Adventure scored its first Helen Hayes nomination for a 2008 version of writer-composer Chad Henry’s “Goodnight Moon” musical. This time around, Roberta Gasbarre directs the show, whose scenic design, by Deborah Wheatley, is more loosely adapted from Hurd’s illustrations. This great green room looks like a real kid’s sleeping quarters, with stuffed animals crammed under the bed and on a nearby shelf. Still, the objects and creatures immortalized by Brown and Hurd — that hovering red balloon, the drying mittens, the picture of the leaping cow above the mantelpiece and so on — are reassuringly present.
But this familiar landscape turns out to have a screwball spirit of its own. A lamp and a quilt cavort like living beings. The balloon talks in squeaks. A window admits a male Tooth Fairy (Sam Edgerly), who’s dressed like a quirky rock star in pink and chartreuse, with Bono-style glasses. (Frank Labovitz designed the costumes; Andrea “Dre” Moore the props; Matt Reckeweg the puppets; and Neil McFadden the sound.)
And Bunny (Jake Foster at the reviewed performance; Colin Cech alternates in the role) finds himself hobnobbing with the characters from the nursery rhyme “Hey Diddle Diddle.” They’re enjoyable, zany figures: The Dish (Maya Brettell) hides a rambunctious energy beneath her dainty-as-porcelain look. The fiddle-toting Cat (Dorea Schmidt) wears a leprechaun-style outfit with a plumed hat. These ladies join the Dog (Edgerly) in vaudevillian dances lively enough to banish any hint of sleepiness from Bunny’s green chamber. (Adventure Theatre’s producing artistic director, Michael J. Bobbitt, devised the choreography, which suits Henry’s now-bouncy, now-lilting music.)
Anissa Hartline injects a hint of puckishness into the Old Lady (who, at one point in the musical, leads a song based on “The Runaway Bunny,” another Brown/Hurd picture book). This character can be soothing when she needs to. But, like the musical, she enjoys fun too much to stick to a watchword of “hush.”
Wren is a freelance writer.

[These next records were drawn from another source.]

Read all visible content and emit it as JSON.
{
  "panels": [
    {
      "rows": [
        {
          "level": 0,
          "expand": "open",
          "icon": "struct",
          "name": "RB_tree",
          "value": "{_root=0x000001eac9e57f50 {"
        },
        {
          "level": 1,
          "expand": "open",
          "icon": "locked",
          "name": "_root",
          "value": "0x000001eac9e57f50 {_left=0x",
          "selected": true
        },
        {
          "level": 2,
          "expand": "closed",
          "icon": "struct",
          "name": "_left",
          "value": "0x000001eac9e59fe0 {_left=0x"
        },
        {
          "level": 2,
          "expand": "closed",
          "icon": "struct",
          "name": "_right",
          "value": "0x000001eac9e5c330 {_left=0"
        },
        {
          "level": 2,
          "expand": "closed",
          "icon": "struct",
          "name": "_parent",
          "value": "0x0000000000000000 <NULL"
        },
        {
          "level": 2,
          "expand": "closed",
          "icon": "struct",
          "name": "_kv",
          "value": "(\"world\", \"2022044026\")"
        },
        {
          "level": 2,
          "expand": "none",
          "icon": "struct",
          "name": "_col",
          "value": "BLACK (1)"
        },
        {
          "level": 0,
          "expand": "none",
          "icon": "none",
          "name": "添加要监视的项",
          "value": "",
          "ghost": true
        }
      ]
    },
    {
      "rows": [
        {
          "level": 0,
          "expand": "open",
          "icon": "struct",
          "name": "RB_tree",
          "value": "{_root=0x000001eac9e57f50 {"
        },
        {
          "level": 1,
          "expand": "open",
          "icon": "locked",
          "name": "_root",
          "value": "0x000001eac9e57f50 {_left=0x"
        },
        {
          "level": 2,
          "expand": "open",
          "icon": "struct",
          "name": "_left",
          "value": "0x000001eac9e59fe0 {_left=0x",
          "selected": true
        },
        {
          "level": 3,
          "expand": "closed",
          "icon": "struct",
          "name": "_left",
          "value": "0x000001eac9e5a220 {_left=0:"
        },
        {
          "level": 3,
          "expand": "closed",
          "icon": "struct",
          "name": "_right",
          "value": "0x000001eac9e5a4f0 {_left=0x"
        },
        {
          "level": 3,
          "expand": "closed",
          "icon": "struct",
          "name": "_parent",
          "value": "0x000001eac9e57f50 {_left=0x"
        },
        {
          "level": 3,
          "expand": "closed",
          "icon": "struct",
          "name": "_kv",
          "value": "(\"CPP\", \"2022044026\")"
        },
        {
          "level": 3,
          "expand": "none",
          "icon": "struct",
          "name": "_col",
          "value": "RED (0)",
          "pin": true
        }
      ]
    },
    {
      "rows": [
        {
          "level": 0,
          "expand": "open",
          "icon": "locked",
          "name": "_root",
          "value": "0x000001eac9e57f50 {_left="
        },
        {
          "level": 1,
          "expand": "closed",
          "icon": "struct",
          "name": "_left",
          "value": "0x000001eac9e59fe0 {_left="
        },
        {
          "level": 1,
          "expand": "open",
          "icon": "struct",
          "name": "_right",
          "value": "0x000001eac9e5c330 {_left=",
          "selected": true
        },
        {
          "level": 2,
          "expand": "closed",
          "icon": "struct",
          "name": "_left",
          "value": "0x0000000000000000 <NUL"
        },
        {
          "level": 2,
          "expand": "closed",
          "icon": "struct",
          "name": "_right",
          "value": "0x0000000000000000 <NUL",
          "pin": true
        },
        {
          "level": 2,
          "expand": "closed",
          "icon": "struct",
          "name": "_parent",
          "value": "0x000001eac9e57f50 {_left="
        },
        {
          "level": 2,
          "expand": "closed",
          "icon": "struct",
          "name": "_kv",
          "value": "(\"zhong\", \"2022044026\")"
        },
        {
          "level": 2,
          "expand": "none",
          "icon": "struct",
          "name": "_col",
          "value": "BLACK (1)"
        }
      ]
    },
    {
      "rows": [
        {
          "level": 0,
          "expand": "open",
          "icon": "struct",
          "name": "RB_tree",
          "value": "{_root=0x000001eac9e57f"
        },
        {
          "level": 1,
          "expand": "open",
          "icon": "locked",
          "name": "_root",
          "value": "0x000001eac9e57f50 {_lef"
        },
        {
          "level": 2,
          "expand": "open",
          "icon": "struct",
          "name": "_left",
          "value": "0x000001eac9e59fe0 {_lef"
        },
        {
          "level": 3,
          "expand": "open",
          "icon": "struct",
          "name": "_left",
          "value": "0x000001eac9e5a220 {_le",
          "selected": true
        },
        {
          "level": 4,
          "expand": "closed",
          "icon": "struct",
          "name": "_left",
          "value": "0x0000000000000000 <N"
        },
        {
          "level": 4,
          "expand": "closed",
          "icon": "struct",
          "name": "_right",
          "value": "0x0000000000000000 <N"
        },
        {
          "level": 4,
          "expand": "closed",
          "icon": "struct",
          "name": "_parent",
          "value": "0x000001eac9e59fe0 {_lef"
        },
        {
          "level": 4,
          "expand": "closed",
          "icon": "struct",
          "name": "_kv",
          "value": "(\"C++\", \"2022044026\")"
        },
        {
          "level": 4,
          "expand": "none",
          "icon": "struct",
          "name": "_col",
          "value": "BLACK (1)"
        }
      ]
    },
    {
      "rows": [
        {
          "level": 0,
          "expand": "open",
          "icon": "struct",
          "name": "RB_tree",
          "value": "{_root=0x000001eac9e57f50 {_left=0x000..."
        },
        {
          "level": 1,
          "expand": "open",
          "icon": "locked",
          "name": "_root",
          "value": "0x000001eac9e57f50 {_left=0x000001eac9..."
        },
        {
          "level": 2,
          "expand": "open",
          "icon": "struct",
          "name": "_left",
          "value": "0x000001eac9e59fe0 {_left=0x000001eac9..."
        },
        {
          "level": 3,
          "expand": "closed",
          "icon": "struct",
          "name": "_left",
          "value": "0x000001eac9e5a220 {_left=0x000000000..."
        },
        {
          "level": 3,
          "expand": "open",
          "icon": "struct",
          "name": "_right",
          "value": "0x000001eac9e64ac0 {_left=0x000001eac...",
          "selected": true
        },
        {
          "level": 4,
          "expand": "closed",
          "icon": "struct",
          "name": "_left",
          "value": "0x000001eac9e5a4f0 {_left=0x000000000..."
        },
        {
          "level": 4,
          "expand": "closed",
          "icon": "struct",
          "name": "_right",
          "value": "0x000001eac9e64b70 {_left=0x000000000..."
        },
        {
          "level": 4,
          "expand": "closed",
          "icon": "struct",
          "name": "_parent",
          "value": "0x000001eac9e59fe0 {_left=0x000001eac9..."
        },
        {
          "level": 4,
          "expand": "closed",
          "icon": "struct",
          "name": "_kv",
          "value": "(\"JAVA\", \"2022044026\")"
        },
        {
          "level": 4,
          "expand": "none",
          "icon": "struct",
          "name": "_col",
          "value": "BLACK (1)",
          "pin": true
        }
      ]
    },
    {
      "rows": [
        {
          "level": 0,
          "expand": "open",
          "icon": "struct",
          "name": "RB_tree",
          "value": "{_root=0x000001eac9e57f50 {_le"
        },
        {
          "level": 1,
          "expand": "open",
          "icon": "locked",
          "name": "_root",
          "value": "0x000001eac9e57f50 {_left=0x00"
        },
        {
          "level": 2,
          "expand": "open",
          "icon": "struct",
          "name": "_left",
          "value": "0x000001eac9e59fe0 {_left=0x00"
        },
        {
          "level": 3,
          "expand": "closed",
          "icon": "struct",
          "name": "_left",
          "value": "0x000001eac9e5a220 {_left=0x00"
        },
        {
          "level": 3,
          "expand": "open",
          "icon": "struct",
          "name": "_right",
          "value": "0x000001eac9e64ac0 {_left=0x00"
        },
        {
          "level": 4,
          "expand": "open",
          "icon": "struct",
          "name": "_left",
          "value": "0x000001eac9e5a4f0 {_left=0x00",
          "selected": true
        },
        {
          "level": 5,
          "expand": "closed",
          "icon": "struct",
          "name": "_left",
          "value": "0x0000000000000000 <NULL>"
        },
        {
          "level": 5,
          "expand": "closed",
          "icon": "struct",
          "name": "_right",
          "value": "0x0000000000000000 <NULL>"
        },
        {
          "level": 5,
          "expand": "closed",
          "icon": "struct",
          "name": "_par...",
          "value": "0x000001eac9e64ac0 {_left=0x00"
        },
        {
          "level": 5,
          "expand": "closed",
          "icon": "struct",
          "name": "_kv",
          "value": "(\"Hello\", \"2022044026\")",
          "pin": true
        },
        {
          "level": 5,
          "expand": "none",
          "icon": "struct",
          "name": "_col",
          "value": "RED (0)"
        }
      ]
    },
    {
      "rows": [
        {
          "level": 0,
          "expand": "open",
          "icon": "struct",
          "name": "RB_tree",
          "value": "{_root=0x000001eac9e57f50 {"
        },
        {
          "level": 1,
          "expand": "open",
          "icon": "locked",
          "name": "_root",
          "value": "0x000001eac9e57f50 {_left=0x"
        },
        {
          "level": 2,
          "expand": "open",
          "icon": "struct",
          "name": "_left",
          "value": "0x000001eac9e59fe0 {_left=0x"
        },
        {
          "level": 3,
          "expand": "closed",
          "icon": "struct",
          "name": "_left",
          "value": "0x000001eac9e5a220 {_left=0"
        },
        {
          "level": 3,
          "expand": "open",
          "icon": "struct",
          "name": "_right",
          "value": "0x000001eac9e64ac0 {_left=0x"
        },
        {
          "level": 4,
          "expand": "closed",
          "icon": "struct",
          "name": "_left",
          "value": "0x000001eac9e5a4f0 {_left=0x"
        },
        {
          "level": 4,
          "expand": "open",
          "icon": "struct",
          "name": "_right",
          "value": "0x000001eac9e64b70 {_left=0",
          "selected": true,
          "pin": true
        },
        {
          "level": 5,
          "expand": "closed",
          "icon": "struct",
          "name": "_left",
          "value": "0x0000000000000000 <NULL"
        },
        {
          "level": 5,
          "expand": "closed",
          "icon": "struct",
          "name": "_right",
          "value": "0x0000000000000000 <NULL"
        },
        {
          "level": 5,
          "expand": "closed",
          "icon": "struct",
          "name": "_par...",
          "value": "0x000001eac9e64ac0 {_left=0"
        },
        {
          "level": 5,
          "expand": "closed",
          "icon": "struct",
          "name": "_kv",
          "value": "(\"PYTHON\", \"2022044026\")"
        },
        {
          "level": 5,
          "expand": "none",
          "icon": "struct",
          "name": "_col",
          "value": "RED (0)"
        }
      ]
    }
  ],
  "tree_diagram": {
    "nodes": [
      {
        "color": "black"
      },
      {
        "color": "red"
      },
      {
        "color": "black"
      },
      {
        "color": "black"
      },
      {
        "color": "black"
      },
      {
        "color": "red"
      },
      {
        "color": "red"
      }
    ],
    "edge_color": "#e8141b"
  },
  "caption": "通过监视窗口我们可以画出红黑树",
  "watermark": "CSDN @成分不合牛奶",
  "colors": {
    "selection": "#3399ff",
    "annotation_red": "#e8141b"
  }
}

Book, music and lyrics by Chad Henry, based on the book by Margaret Wise Brown and illustrator Clement Hurd. Directed by Roberta Gasbarre; assistant director, Tyler Herman; music director, William Yanesh; lighting design, Jedidiah Roe. About one hour. Recommended for all ages. Through Sunday at Adventure Theatre MTC, 7300 MacArthur Blvd., Glen Echo.